Monday, November 1, 2010

Do You See What I See?

"I'd prefer to be in a more structured room." was a recent substitute teacher's note after being in my classroom.  In the past I would have been insulted by this, but now it doesn't bother.  I understand why she said that.  STRUCTURE.  This word is one of the most misused / misunderstood term in education. 

This photograph may be reminiscent to some, like my parents or grandparents.  Their classrooms, as they told me, were very similar to this.  They sat in their seats.  Neat little rows.  All eyes dutifully on the board  teacher standing at the front of the classroom pointing to where the students should be following along. Pencils poised in fingers. Silence.  Is this the image that is conjured up when some think or utter structure?

Then there are these photographs.  Children recording observations in notebooks.  Children playing games together while learning measurement concepts.  Children using materials to simulate historical experiences.  Children working at tables, on the floor, outside.  Children.  Wait!  Where is their teacher?  How are they able to stay on task?  Why are they engaged in their tasks?  Is this the image that is conjured up when some think or utter structure?

Then what's really the problem with the word structure?  Let's take a moment & look at what the word structure actually means.  Whenever I hear or think of the word, I imagine a building.  A very tall building that would collapse if it weren't for the foundation it's built upon.  When Googling the word, you'll see it be defined as intangible notions, nature, stability of patterns, relationships of entities, an essential foundation, what a system is made of.  Using these definitions, are either classrooms structured?

The 1950's classroom is structured.  It is evident that the children are aware of the classroom expectations: silently attending to the teacher at the board.  They know the routine when she stands at the board & points to words.  They know they are required to attend.  That 1950's image is based upon adults controlling children.  Bending them to their will.  And although it's not shown here, I know from my family stories that if they did not comply, or follow teacher orders, they would get paddled - at school.  This foundation of the 1950's classrooms was fear. Now let's think about that building again.  Would the learning atmosphere collapse without the children's awareness of what is expected of them?

The 2000's classroom is structured.  These children are aware of the classroom expectations.  They know how to use the materials provided for their learning experiences.  They know how to speak to each other when they need clarification or want to share something.  They know boundaries and how to share space with others. Children are controlling their learning.  Silent it is not.  The adults are off to the side encouraging and enriching.  The foundation of the 2000's classrooms is routines that provide engaging autonomy.  Would the learning collapse without well-established routines and carefully taught expectations?  Without these things, bedlam would occur.  Blocks would get thrown, children would wander onto the swings while learning outside.  
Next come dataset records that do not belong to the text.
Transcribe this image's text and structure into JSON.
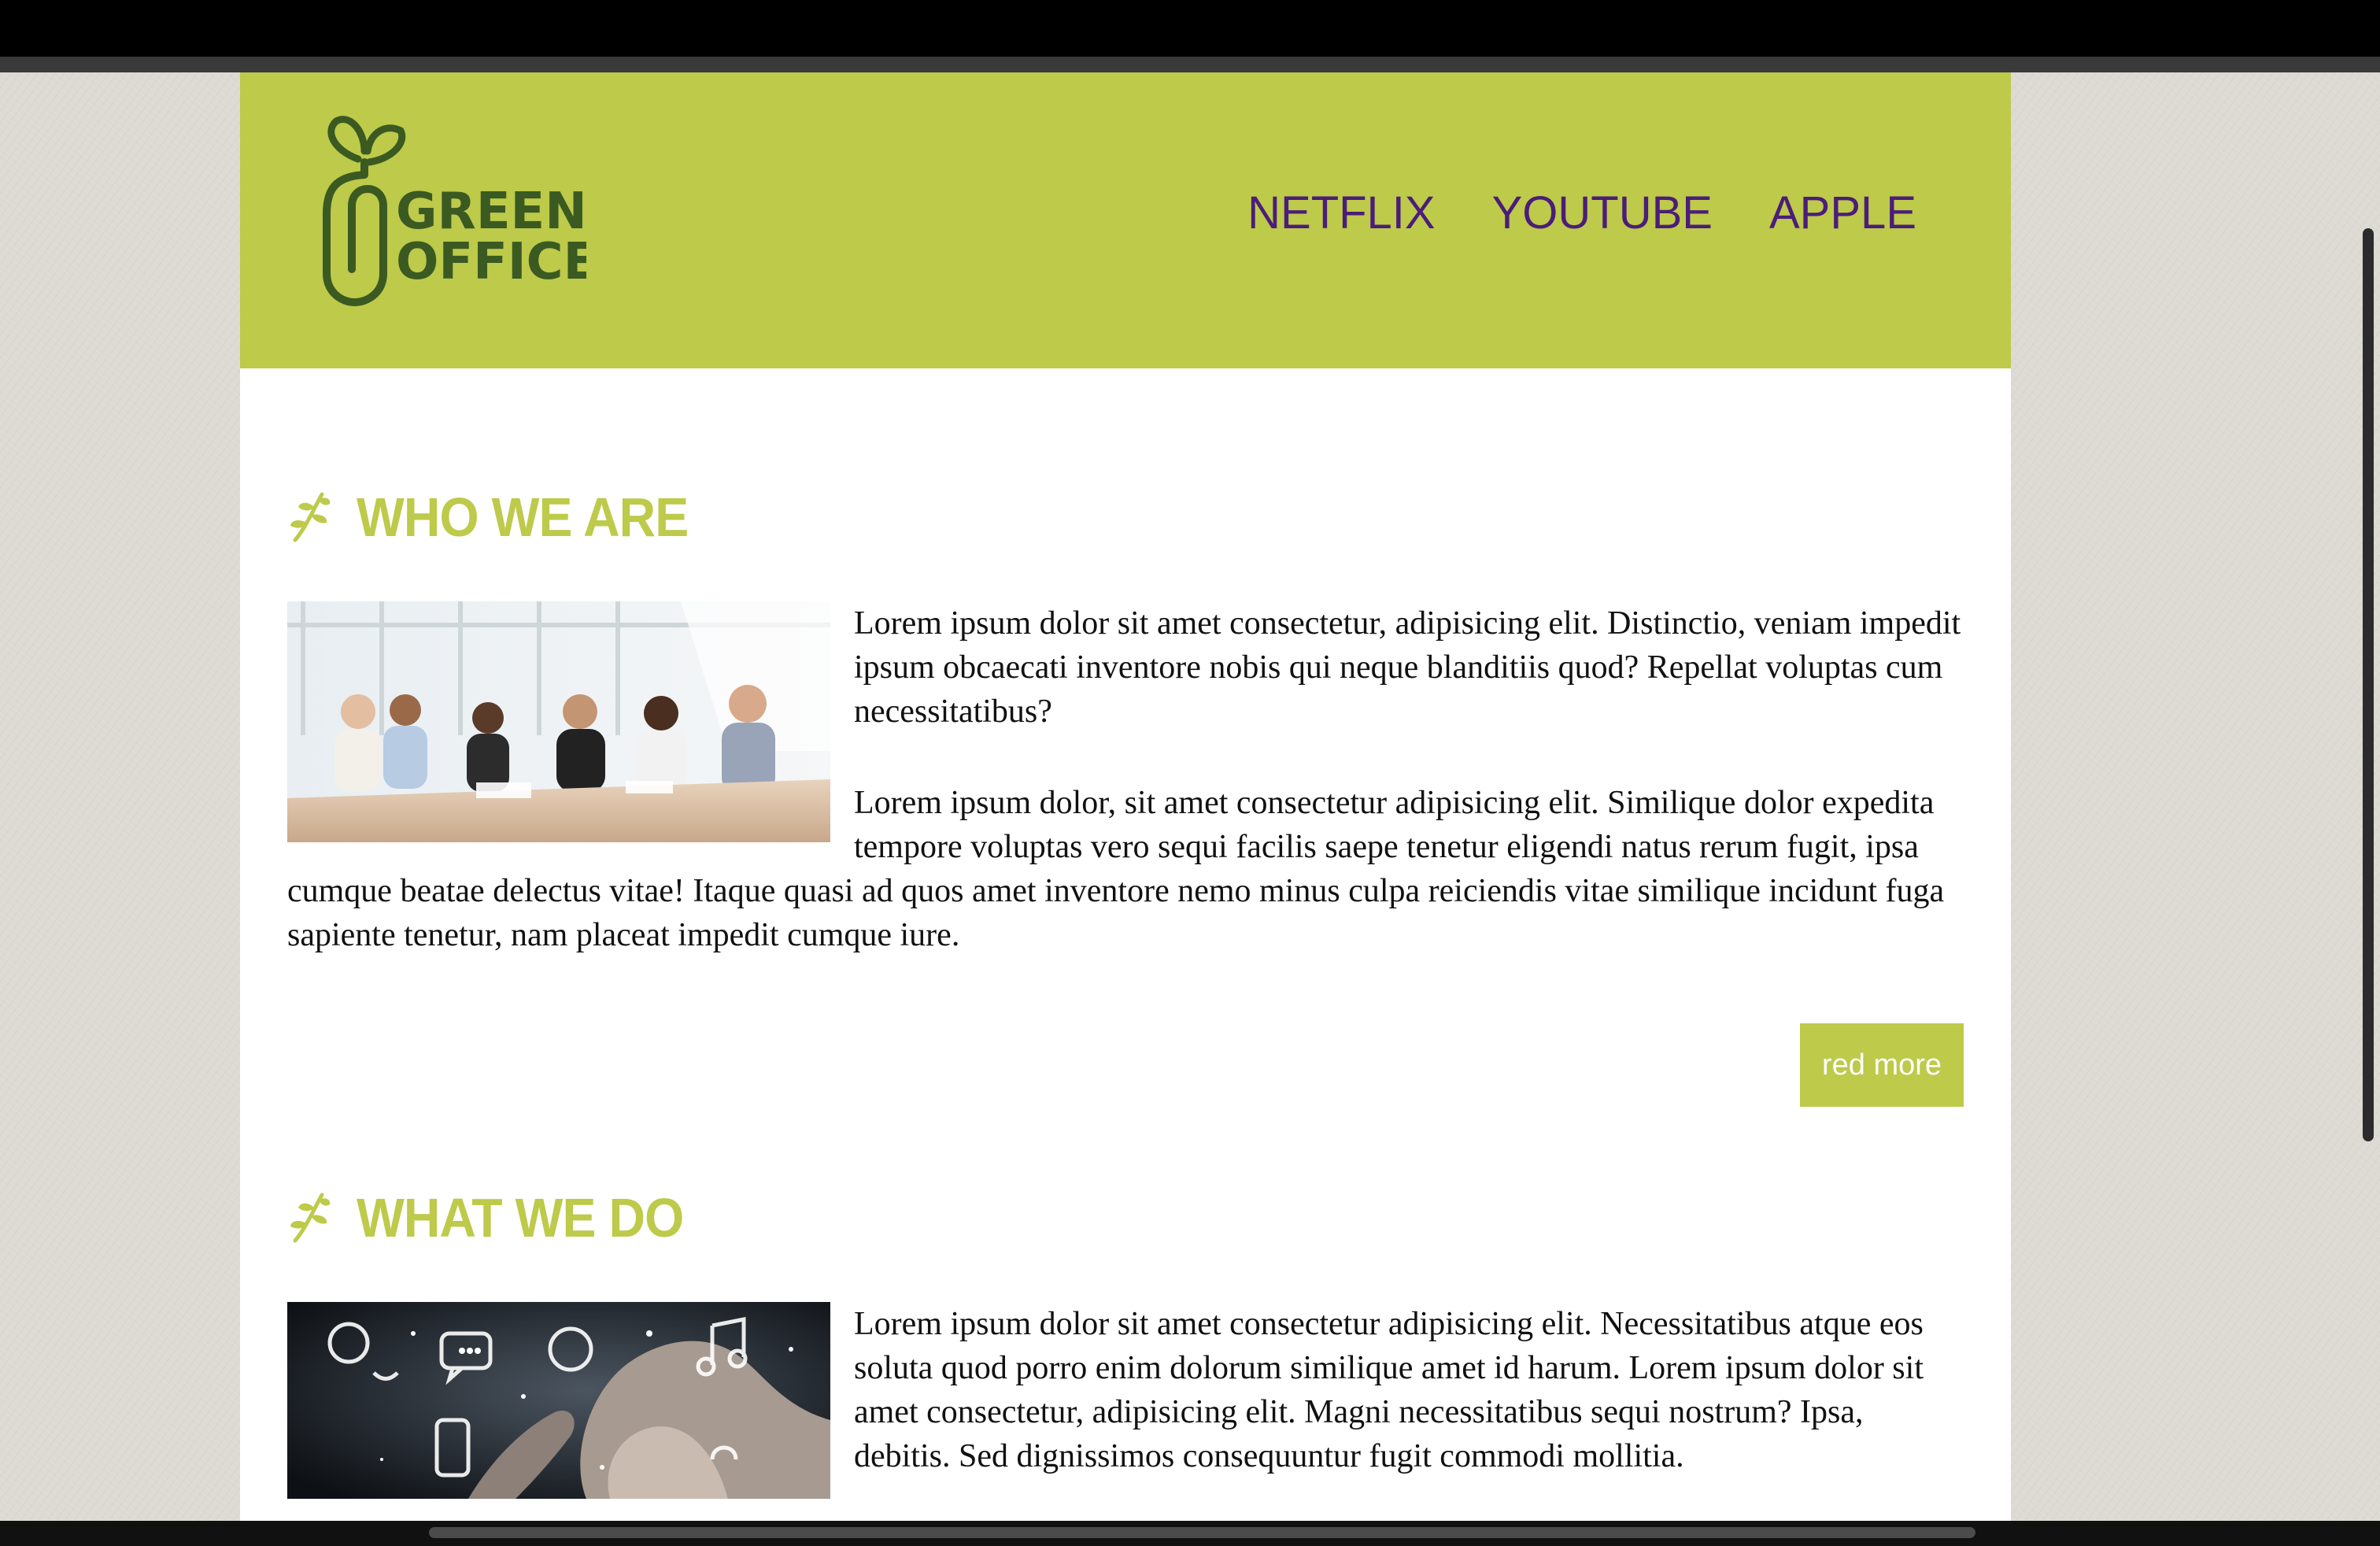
{
  "brand": {
    "line1": "GREEN",
    "line2": "OFFICE",
    "accent_color": "#bdca4a",
    "logo_color": "#3b5a22"
  },
  "nav": {
    "items": [
      {
        "label": "NETFLIX"
      },
      {
        "label": "YOUTUBE"
      },
      {
        "label": "APPLE"
      }
    ],
    "link_color": "#4b1d7a"
  },
  "sections": [
    {
      "title": "WHO WE ARE",
      "icon": "leaf-icon",
      "image": "business-team-photo",
      "paragraphs": [
        "Lorem ipsum dolor sit amet consectetur, adipisicing elit. Distinctio, veniam impedit ipsum obcaecati inventore nobis qui neque blanditiis quod? Repellat voluptas cum necessitatibus?",
        "Lorem ipsum dolor, sit amet consectetur adipisicing elit. Similique dolor expedita tempore voluptas vero sequi facilis saepe tenetur eligendi natus rerum fugit, ipsa cumque beatae delectus vitae! Itaque quasi ad quos amet inventore nemo minus culpa reiciendis vitae similique incidunt fuga sapiente tenetur, nam placeat impedit cumque iure."
      ],
      "button_label": "red more"
    },
    {
      "title": "WHAT WE DO",
      "icon": "leaf-icon",
      "image": "touchscreen-tech-photo",
      "paragraphs": [
        "Lorem ipsum dolor sit amet consectetur adipisicing elit. Necessitatibus atque eos soluta quod porro enim dolorum similique amet id harum. Lorem ipsum dolor sit amet consectetur, adipisicing elit. Magni necessitatibus sequi nostrum? Ipsa, debitis. Sed dignissimos consequuntur fugit commodi mollitia."
      ]
    }
  ]
}
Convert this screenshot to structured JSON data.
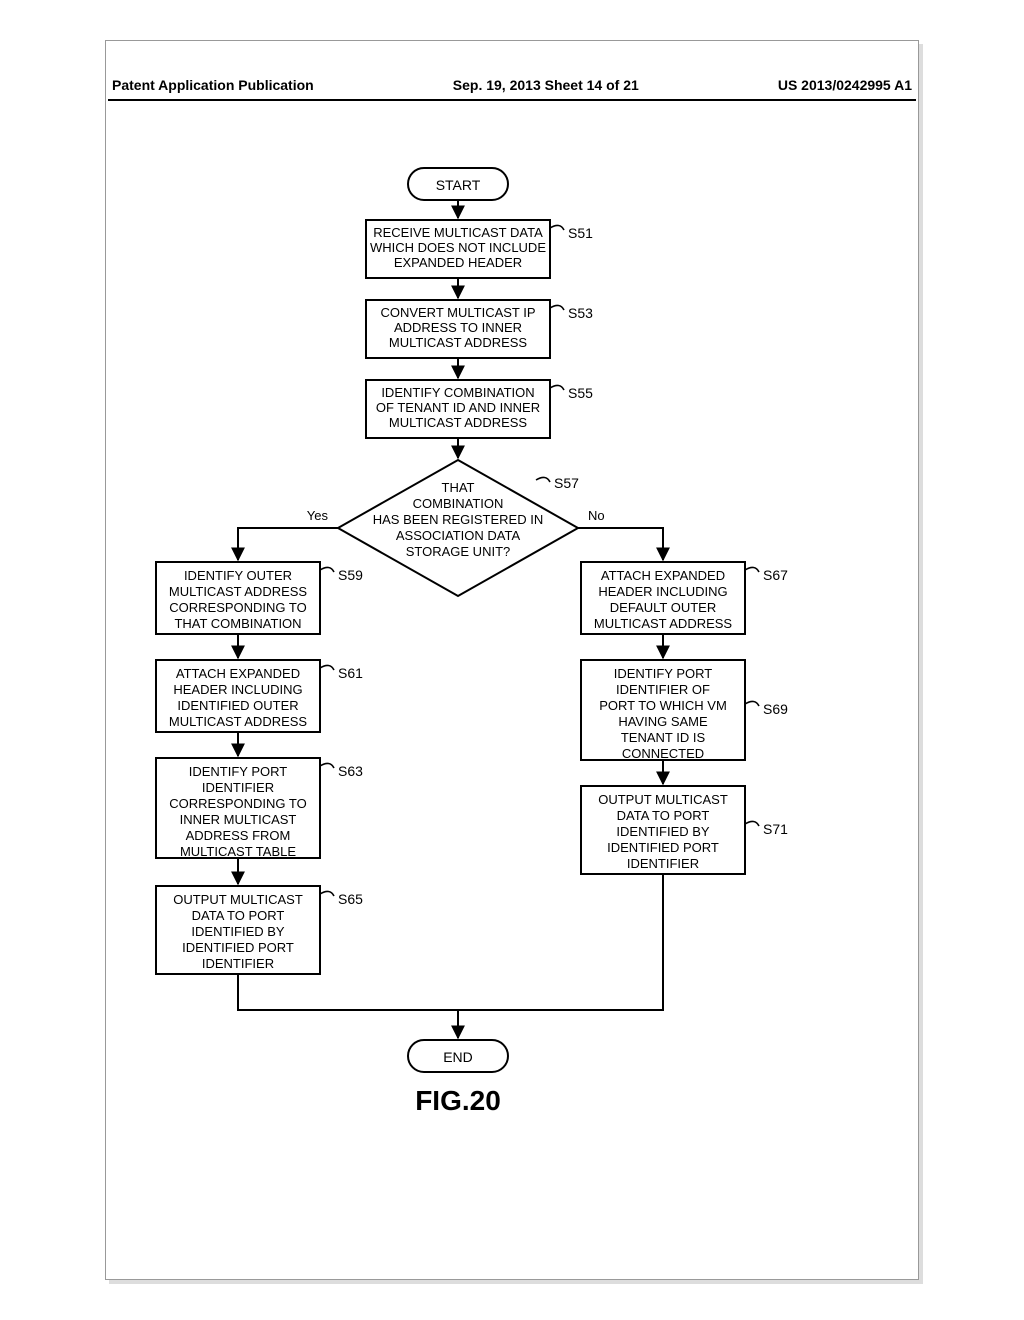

Was the substitute correct in saying that my classroom was not structured?  If her image of structure is stuck in the 50's, then yes.   If she is basing her notion of structure on the 2000's then I suggest she peek again to see what I see.